Will Georgantas, aka Thunderegg, is an old friend of mine from grad school, where we were both fairly reluctant MFA candidates. We have been in and out of touch over the years, and recently we got back in touch because he ended up copyediting this book, on a freelance basis for the publisher. Total coincidence, but also totally excellent, since he is a whiz in a variety of mediums, including with his recording project Thunderegg, which has been recording excellent little songs for almost twenty years on Will’s ancient four-track cassette deck, for which it is getting increasingly hard to find blank tapes. One year Thunderegg recorded a song a day–all 365 of them available for free download. The song he wrote and recorded based on my “Truck Driver and Hooker” chapter is quite entrancing, almost an old-fashioned country waltz, and one of the lines gives me a little chill of hopelessness and recognition every time I hear it: “In a red dress, former Miss Festus has fallen on tougher times/ He said he knew it, south of St. Louis, just on the other side of Crystal City/ Which sounds so pretty, but has long since lost its shine.”
More on Thunderegg (including a new album): www.thunderegg.org.
by Soce, the Elemental Wizard
This song was written for the chapter “Why They’re Called Passports” (p. 29), which contains the transcript of a telephone conversation I had with the U.S. Department of State regarding changing the gender marker on my passport. At one point in the conversation I ask the gentleman on the other end of the line whether he had to tell the government what was in his pants in order for him to get a passport.
Andrew Singer, aka Soce the Elemental Wizard, is one crazy homo-hip-hopper, a classically-trained musician who often puts complex, beautiful violin licks into his songs (including this one which essentially reenacts my conversation in rhyme). “He Will” is a bit of a parody of “She Will” by Lil Wayne featuring Drake, with a really catchy (not to mention hysterical) chorus, and some fast bullet flow in parts. I’ve been lucky enough to have Soce perform at various book events of mine over the years, and I knew the project would not be complete without his take. If you put him with ninety-nine other folks in a room and announced that a rapper was about to get up on stage and perform, he’d probably be the 100th person you’d guess was coming up.
More info about Soce (check out some favorite singles including, “I Am So Gay,” “Sad and Lonely,” and “H but H (Hot but Heterosexual)”): www.socetew.com.
“The Closest I Ever Came to Writing a Poem”
by Rick Moody

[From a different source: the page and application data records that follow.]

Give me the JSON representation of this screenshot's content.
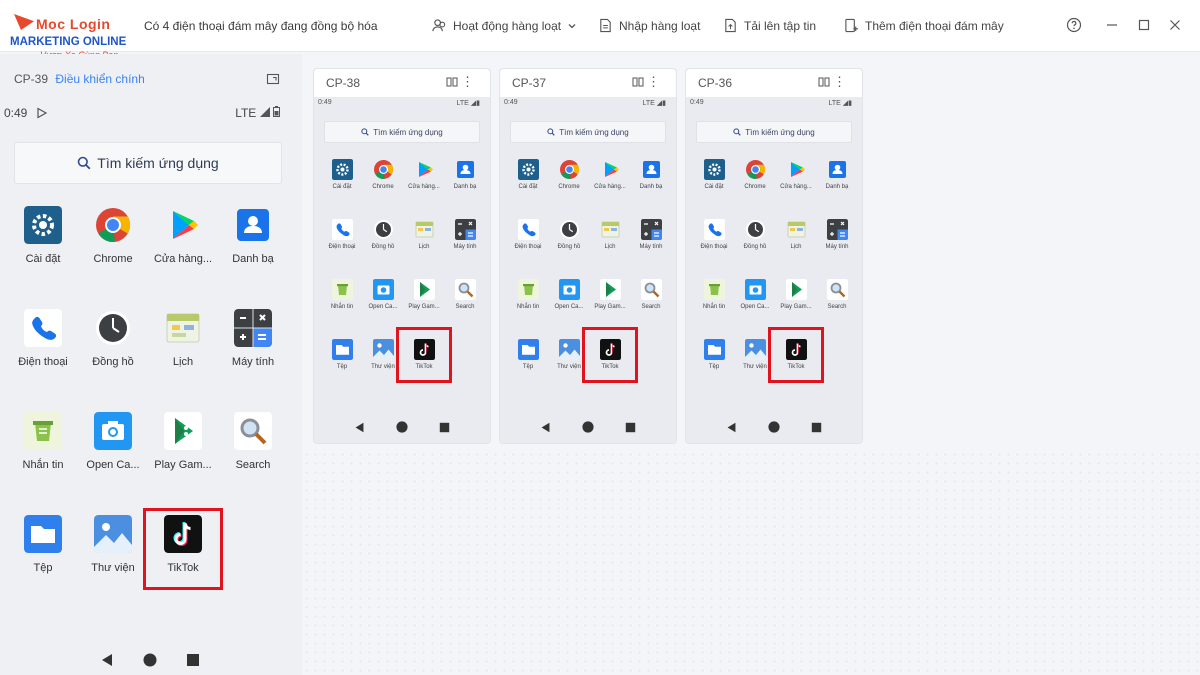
{
  "brand": {
    "top": "Moc Login",
    "main": "MARKETING ONLINE",
    "sub": "Vươn Xa Cùng Bạn"
  },
  "header": {
    "sync_status": "Có 4 điện thoại đám mây đang đồng bộ hóa",
    "actions": [
      {
        "label": "Hoạt động hàng loạt",
        "icon": "users-icon"
      },
      {
        "label": "Nhập hàng loạt",
        "icon": "document-icon"
      },
      {
        "label": "Tải lên tập tin",
        "icon": "upload-file-icon"
      },
      {
        "label": "Thêm điện thoại đám mây",
        "icon": "add-phone-icon"
      }
    ]
  },
  "main_phone": {
    "id": "CP-39",
    "role": "Điều khiển chính",
    "time": "0:49",
    "network": "LTE",
    "search_placeholder": "Tìm kiếm ứng dụng",
    "apps": [
      {
        "label": "Cài đặt",
        "icon": "settings-icon"
      },
      {
        "label": "Chrome",
        "icon": "chrome-icon"
      },
      {
        "label": "Cửa hàng...",
        "icon": "play-store-icon"
      },
      {
        "label": "Danh bạ",
        "icon": "contacts-icon"
      },
      {
        "label": "Điện thoại",
        "icon": "phone-icon"
      },
      {
        "label": "Đồng hồ",
        "icon": "clock-icon"
      },
      {
        "label": "Lịch",
        "icon": "calendar-icon"
      },
      {
        "label": "Máy tính",
        "icon": "calculator-icon"
      },
      {
        "label": "Nhắn tin",
        "icon": "messages-icon"
      },
      {
        "label": "Open Ca...",
        "icon": "camera-icon"
      },
      {
        "label": "Play Gam...",
        "icon": "play-games-icon"
      },
      {
        "label": "Search",
        "icon": "search-icon"
      },
      {
        "label": "Tệp",
        "icon": "files-icon"
      },
      {
        "label": "Thư viện",
        "icon": "gallery-icon"
      },
      {
        "label": "TikTok",
        "icon": "tiktok-icon"
      }
    ]
  },
  "phones": [
    {
      "id": "CP-38",
      "time": "0:49",
      "network": "LTE"
    },
    {
      "id": "CP-37",
      "time": "0:49",
      "network": "LTE"
    },
    {
      "id": "CP-36",
      "time": "0:49",
      "network": "LTE"
    }
  ],
  "small_apps": [
    "Cài đặt",
    "Chrome",
    "Cửa hàng...",
    "Danh bạ",
    "Điện thoại",
    "Đồng hồ",
    "Lịch",
    "Máy tính",
    "Nhắn tin",
    "Open Ca...",
    "Play Gam...",
    "Search",
    "Tệp",
    "Thư viện",
    "TikTok"
  ],
  "colors": {
    "highlight": "#e0141e",
    "accent": "#3b82f6",
    "brand_red": "#e8482c",
    "brand_blue": "#1e56c9"
  }
}
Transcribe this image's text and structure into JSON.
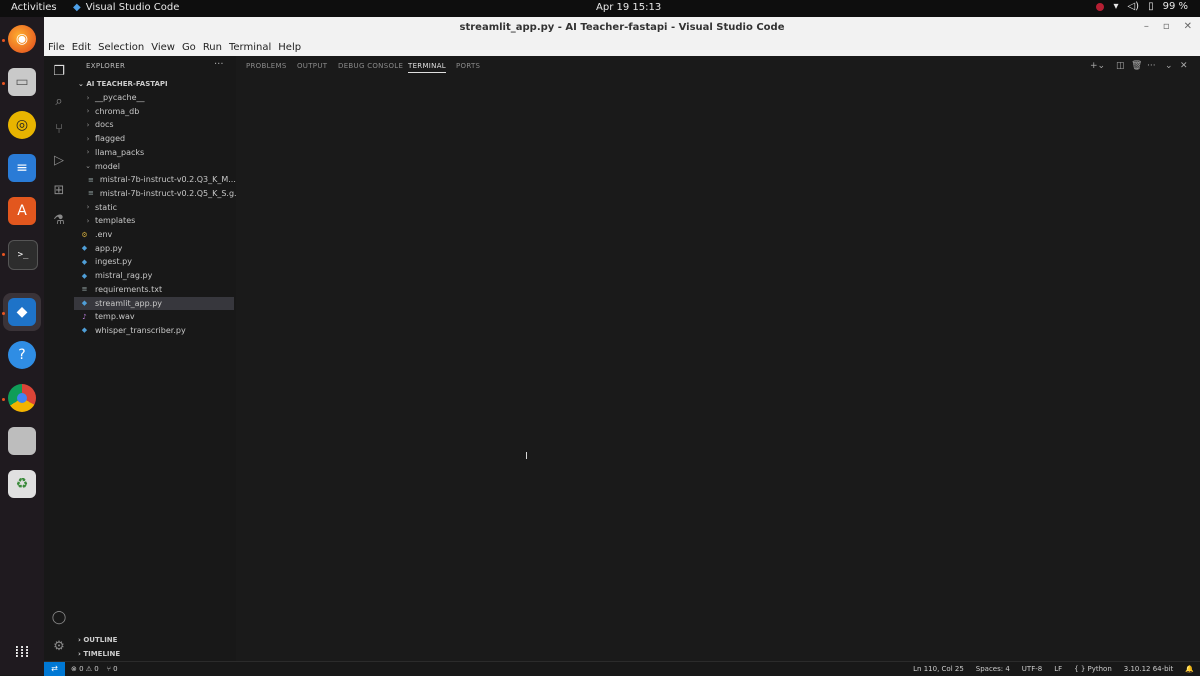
{
  "os": {
    "activities": "Activities",
    "app_name": "Visual Studio Code",
    "clock": "Apr 19  15:13",
    "battery": "99 %"
  },
  "window": {
    "title": "streamlit_app.py - AI Teacher-fastapi - Visual Studio Code"
  },
  "menu": [
    "File",
    "Edit",
    "Selection",
    "View",
    "Go",
    "Run",
    "Terminal",
    "Help"
  ],
  "sidebar": {
    "header": "EXPLORER",
    "more": "···",
    "root": "AI TEACHER-FASTAPI",
    "tree": [
      {
        "label": "__pycache__",
        "kind": "folder",
        "depth": 1
      },
      {
        "label": "chroma_db",
        "kind": "folder",
        "depth": 1
      },
      {
        "label": "docs",
        "kind": "folder",
        "depth": 1
      },
      {
        "label": "flagged",
        "kind": "folder",
        "depth": 1
      },
      {
        "label": "llama_packs",
        "kind": "folder",
        "depth": 1
      },
      {
        "label": "model",
        "kind": "folder-open",
        "depth": 1
      },
      {
        "label": "mistral-7b-instruct-v0.2.Q3_K_M...",
        "kind": "file",
        "depth": 2
      },
      {
        "label": "mistral-7b-instruct-v0.2.Q5_K_S.g...",
        "kind": "file",
        "depth": 2
      },
      {
        "label": "static",
        "kind": "folder",
        "depth": 1
      },
      {
        "label": "templates",
        "kind": "folder",
        "depth": 1
      },
      {
        "label": ".env",
        "kind": "gear",
        "depth": 0
      },
      {
        "label": "app.py",
        "kind": "py",
        "depth": 0
      },
      {
        "label": "ingest.py",
        "kind": "py",
        "depth": 0
      },
      {
        "label": "mistral_rag.py",
        "kind": "py",
        "depth": 0
      },
      {
        "label": "requirements.txt",
        "kind": "txt",
        "depth": 0
      },
      {
        "label": "streamlit_app.py",
        "kind": "py",
        "depth": 0,
        "selected": true
      },
      {
        "label": "temp.wav",
        "kind": "audio",
        "depth": 0
      },
      {
        "label": "whisper_transcriber.py",
        "kind": "py",
        "depth": 0
      }
    ],
    "outline": "OUTLINE",
    "timeline": "TIMELINE"
  },
  "panel": {
    "tabs": [
      "PROBLEMS",
      "OUTPUT",
      "DEBUG CONSOLE",
      "TERMINAL",
      "PORTS"
    ],
    "active_tab": "TERMINAL"
  },
  "statusbar": {
    "remote": "⇄",
    "errors": "⊗ 0 ⚠ 0",
    "ports": "⑂ 0",
    "position": "Ln 110, Col 25",
    "spaces": "Spaces: 4",
    "encoding": "UTF-8",
    "eol": "LF",
    "language": "{ } Python",
    "interpreter": "3.10.12 64-bit",
    "notifications": "🔔"
  }
}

For the chapter called “The Closest I’ve Ever Come to Writing a Poem, Not Counting When You are Forced to Do So in Grade School” (p. 27), in which I attempt to write a love poem(ish) for my wife, entitled “Fear,” which probably isn’t very good.
Rick Moody is one of those dudes who’s a triple-threat, what with the fiction, nonfiction, and the poetry of his music. He performed this song live at my book release event at Le Poisson Rouge in NYC recently, and as he was up there at the piano, I realized I probably need to learn to do something useful, like play the piano or banjo–or perhaps even build a motorcycle engine. The song is brutal and haunting and honest, his voice faltering (in the good way) in all the right spots. It is a lovely song you will find yourself wanting to listen to over and over.
One place only, in the East Village of New York City:
217 Avenue A (bet 13th & 14th)
$25 gets you a SIGNED BOOK and CD (rare and not for sale)
Or, get a $16 haircut–and you’ll get all of the above for just $20 (plus a fly cut).
*Ask for Ben, in the shop Tuesdays through Saturdays*